Ever since the esteemed Bluefishwrote the words, “theological books are the best books”, my brain has been ticking over what I think are the best books in the world.
Here’s my own thoughts: The best books in the world (for me?) are those that speak of the reality of who we are as humans, that remind me of what we are doing here, that make me see that others wonder the same as I, that express the questions, the whys and wherefores of living in this messy world. Books that tell stories of what it is like to be human. That wrestle with the question of what any of this world means. Some of these I have found in the world of theology (Mr Eugene Peterson being a classic example) but most outside. The most recent book that is doing that to my brain is: ‘Moondust’ by Andrew Smith.
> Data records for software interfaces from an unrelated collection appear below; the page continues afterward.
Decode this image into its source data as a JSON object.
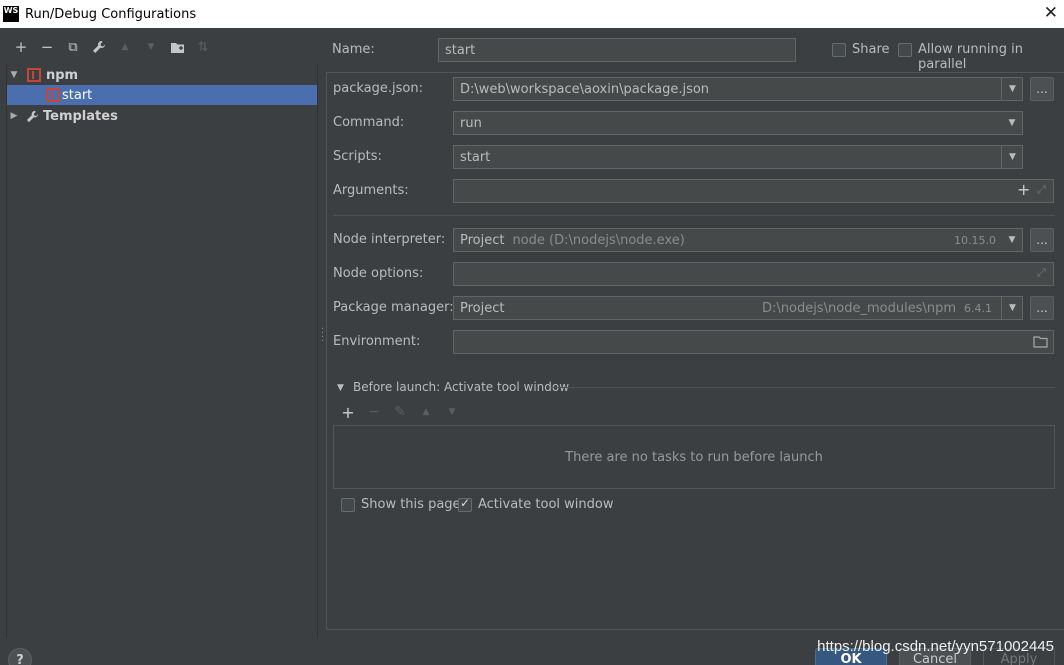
{
  "window": {
    "app_icon_text": "WS",
    "title": "Run/Debug Configurations",
    "close_glyph": "✕"
  },
  "left_toolbar": {
    "icons": [
      "add-icon",
      "remove-icon",
      "copy-icon",
      "wrench-icon",
      "move-up-icon",
      "move-down-icon",
      "folder-add-icon",
      "sort-icon"
    ],
    "add_glyph": "+",
    "remove_glyph": "−",
    "copy_glyph": "⧉",
    "wrench_glyph": "🔧",
    "up_glyph": "▲",
    "down_glyph": "▼",
    "folder_glyph": "▣",
    "sort_glyph": "⇅"
  },
  "tree": {
    "groups": [
      {
        "label": "npm",
        "expanded": true,
        "children": [
          {
            "label": "start",
            "selected": true
          }
        ]
      },
      {
        "label": "Templates",
        "expanded": false
      }
    ]
  },
  "name_row": {
    "label": "Name:",
    "value": "start",
    "share_label": "Share",
    "share_checked": false,
    "parallel_label": "Allow running in parallel",
    "parallel_checked": false
  },
  "form": {
    "package_json": {
      "label": "package.json:",
      "value": "D:\\web\\workspace\\aoxin\\package.json"
    },
    "command": {
      "label": "Command:",
      "value": "run"
    },
    "scripts": {
      "label": "Scripts:",
      "value": "start"
    },
    "arguments": {
      "label": "Arguments:",
      "value": ""
    },
    "node_interpreter": {
      "label": "Node interpreter:",
      "value": "Project",
      "path": "node (D:\\nodejs\\node.exe)",
      "version": "10.15.0"
    },
    "node_options": {
      "label": "Node options:",
      "value": ""
    },
    "package_manager": {
      "label": "Package manager:",
      "value": "Project",
      "path": "D:\\nodejs\\node_modules\\npm",
      "version": "6.4.1"
    },
    "environment": {
      "label": "Environment:",
      "value": ""
    },
    "ellipsis": "..."
  },
  "before_launch": {
    "title": "Before launch: Activate tool window",
    "add_glyph": "+",
    "remove_glyph": "−",
    "edit_glyph": "✎",
    "up_glyph": "▲",
    "down_glyph": "▼",
    "empty_text": "There are no tasks to run before launch",
    "show_page_label": "Show this page",
    "show_page_checked": false,
    "activate_label": "Activate tool window",
    "activate_checked": true
  },
  "footer": {
    "help_label": "?",
    "ok_label": "OK",
    "cancel_label": "Cancel",
    "apply_label": "Apply",
    "watermark": "https://blog.csdn.net/yyn571002445"
  },
  "colors": {
    "background": "#3c3f41",
    "selection": "#4b6eaf",
    "npm_red": "#c3463a",
    "ok_blue": "#365880"
  }
}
It’s a book about the nine people still remaining who have stood on the moon. Think about that for a second and it does your head in, people who have stood on the moon. Look at it out of your window tonight and feel your brain imploding at the thought. It’s written by a guy wondering how you come back to earth after that, how you deal with having seen the bigger picture of Earth from above, and who wonders what it all meant, if anything at all.
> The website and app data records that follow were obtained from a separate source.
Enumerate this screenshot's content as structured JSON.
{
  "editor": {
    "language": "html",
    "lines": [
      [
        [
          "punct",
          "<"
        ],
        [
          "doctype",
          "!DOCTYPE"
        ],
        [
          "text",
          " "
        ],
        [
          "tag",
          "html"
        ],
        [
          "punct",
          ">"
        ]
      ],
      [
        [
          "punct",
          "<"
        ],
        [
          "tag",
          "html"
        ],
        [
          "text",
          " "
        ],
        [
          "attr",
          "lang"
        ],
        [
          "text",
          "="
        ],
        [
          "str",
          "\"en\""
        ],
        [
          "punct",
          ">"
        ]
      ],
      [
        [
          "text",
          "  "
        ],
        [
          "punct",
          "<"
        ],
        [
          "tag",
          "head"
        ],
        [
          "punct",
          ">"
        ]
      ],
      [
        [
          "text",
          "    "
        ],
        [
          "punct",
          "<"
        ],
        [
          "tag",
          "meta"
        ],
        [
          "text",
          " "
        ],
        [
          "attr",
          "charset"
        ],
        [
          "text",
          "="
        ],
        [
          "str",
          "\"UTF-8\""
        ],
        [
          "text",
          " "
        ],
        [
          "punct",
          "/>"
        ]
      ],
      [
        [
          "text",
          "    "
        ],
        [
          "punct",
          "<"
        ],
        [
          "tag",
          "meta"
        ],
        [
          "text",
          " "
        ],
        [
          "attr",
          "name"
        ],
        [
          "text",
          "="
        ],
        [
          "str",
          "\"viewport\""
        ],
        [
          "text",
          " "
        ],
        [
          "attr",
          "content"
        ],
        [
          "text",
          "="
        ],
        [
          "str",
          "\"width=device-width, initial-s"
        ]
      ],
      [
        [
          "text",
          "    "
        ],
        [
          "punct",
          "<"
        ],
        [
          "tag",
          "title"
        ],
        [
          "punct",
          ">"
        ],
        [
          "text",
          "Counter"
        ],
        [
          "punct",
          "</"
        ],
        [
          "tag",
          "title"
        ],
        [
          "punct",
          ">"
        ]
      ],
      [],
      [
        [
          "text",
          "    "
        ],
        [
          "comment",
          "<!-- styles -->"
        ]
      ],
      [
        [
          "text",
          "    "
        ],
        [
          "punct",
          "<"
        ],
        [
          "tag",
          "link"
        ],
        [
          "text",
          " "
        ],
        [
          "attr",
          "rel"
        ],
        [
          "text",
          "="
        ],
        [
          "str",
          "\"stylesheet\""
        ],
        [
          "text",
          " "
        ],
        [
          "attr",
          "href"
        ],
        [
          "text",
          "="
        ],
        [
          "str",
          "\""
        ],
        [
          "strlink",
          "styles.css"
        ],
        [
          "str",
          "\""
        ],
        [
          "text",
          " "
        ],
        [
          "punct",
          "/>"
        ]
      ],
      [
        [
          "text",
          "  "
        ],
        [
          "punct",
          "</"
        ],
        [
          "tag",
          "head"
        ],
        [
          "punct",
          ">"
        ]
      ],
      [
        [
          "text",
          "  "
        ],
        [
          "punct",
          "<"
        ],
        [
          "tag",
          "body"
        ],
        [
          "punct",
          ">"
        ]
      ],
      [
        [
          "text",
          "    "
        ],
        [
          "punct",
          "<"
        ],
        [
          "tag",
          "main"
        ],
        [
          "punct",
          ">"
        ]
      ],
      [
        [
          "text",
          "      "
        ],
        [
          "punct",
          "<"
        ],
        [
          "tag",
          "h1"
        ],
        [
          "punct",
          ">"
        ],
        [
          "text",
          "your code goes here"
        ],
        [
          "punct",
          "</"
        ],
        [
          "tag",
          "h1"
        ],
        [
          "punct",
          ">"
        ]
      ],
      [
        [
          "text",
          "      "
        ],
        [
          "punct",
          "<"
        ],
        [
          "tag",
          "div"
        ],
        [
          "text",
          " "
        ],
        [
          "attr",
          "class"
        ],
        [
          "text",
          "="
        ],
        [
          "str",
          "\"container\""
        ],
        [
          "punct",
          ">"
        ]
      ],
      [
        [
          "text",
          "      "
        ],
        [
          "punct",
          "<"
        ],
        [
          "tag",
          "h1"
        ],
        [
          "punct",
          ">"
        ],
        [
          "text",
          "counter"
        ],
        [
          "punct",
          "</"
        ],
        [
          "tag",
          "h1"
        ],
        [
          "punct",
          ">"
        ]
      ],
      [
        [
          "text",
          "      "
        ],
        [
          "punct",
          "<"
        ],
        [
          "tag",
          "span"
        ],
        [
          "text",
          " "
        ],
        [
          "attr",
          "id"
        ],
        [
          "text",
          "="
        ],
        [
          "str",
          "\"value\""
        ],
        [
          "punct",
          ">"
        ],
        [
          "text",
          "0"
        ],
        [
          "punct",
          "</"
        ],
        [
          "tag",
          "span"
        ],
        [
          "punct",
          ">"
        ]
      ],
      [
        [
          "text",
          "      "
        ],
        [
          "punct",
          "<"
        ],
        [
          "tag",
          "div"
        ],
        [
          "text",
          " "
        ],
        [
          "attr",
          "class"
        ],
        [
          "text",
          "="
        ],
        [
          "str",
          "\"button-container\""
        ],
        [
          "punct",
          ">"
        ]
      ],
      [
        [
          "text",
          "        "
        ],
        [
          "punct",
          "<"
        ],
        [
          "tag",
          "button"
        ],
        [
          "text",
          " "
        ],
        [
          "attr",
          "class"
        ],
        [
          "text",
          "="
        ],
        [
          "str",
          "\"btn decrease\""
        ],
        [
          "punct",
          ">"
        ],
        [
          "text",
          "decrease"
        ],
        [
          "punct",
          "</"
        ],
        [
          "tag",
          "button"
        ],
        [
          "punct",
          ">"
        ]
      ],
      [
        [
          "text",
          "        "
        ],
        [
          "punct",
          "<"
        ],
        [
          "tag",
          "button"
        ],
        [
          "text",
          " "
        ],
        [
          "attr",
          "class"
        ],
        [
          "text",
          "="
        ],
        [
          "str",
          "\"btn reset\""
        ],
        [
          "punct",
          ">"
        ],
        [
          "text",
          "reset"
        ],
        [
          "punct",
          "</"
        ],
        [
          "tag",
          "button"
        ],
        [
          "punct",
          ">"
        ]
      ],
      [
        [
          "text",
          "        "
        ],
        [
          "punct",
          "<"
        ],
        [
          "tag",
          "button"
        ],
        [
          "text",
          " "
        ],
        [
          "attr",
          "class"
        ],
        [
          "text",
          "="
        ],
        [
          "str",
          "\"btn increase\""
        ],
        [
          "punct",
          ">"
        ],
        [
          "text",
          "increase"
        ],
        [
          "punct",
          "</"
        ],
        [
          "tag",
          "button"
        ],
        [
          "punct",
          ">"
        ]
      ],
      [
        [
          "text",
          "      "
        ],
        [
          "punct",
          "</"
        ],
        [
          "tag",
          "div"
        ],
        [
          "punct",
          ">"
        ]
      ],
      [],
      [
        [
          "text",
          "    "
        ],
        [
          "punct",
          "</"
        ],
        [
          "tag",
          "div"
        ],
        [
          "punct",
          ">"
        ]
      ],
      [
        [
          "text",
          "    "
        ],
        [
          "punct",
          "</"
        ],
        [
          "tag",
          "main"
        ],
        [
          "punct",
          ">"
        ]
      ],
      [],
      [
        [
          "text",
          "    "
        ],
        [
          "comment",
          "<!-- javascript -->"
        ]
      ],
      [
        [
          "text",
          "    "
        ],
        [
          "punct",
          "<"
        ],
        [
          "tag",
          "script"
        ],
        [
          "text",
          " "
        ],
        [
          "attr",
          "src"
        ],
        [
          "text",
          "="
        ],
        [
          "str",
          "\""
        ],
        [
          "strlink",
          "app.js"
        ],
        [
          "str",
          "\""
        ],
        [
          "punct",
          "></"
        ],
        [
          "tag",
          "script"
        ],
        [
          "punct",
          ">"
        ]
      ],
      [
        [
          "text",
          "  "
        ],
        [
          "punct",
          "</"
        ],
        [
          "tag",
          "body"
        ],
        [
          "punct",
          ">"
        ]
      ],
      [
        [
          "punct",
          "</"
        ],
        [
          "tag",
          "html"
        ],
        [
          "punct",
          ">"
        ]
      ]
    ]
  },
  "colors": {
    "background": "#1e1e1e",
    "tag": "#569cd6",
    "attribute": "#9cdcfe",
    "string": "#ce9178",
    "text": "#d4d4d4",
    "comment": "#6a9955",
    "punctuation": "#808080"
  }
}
There is something about the quest for meaning that connects inside me. Probably because I search for that myself, for some kind of purpose to this world. It’s good to ask that question and it’s good to explore all the other things that define my life, that give it meaning. The good things of this world. Friends, sunshine, the sea, the Lake District, cups of tea, good food, pubs and long conversations. Usually I discover that none of these things make any sense at all without them being shot through with the reality of the Maker. But it’s good to feel the questions without skipping to the end. To discover that the answer is more deeper and real than we could imagine, and to sometimes stand out in the rain with no answers.